The world of CPUs is a dark, deadly, and dangerous place. After all, the CPU is said to be the literal “heart” of the PC – and as such, it’s the single most-heavily engineered component. Billions of dollars and manhours have gone into the design of these various chipsets and they’ve all been researched, optimized, fabricated, and sold in order to make your computer… better.
The biggest difference between these platforms is the design dogma they follow. The x86 is a CISC architecture: Complex Instruction Set Computer. The ARM is a RISC-based designs: Reduced Instruction Set Computer.
CISC architectures can have up to thousands of individual commands supported by the processor that can be used in machine code. Each of these assembly commands can range from a single operation to several hundred or more in length. On the other hand, RISC-based CPUs understand only a handful of different instructions, the minimum necessary to get the job done.
However, this in no way means that CISC is more powerful or that RISC is limited. The difference between the ARM and Intel can be explained with booting process of an OS.
In the Intel x86 architecture the bootloader is called from BIOS (Basic Input / output system). It then loads the kernel into RAM from the filesystem, & execute the kernel. At this point the kernel has control & accesses the filesystem. On an Intel architecture you need only to place the bootloader on the boot sector of the hard drive and have an accessible filesystem.

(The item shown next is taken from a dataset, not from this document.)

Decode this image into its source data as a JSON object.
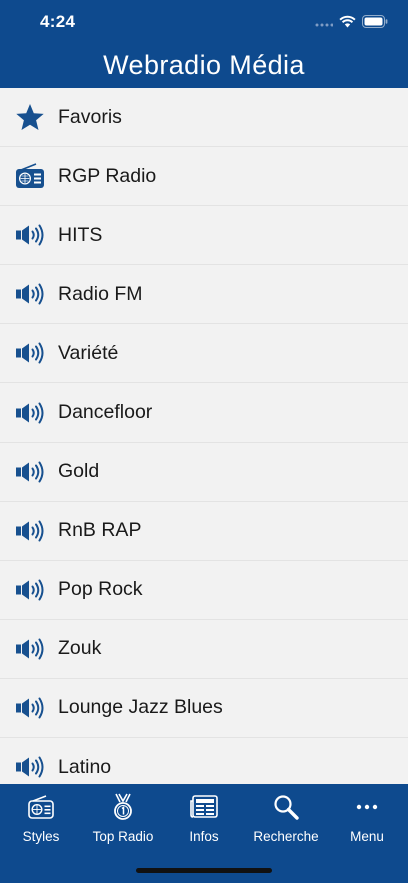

On the ARM, there is no BIOS, & no delay for the POST. There is also no hard drive. So the first thing to run is the bootloader, which then loads the kernel directly from flash (and not of a filesystem). The bootloader passes execution to the kernel. The kernel then accesses the filesystem & things are pretty similar to an x86 boot sequence from there.
The other important difference between the Intel world & the ARM world is that the bootloader is also used to transfer the OS image onto the flash device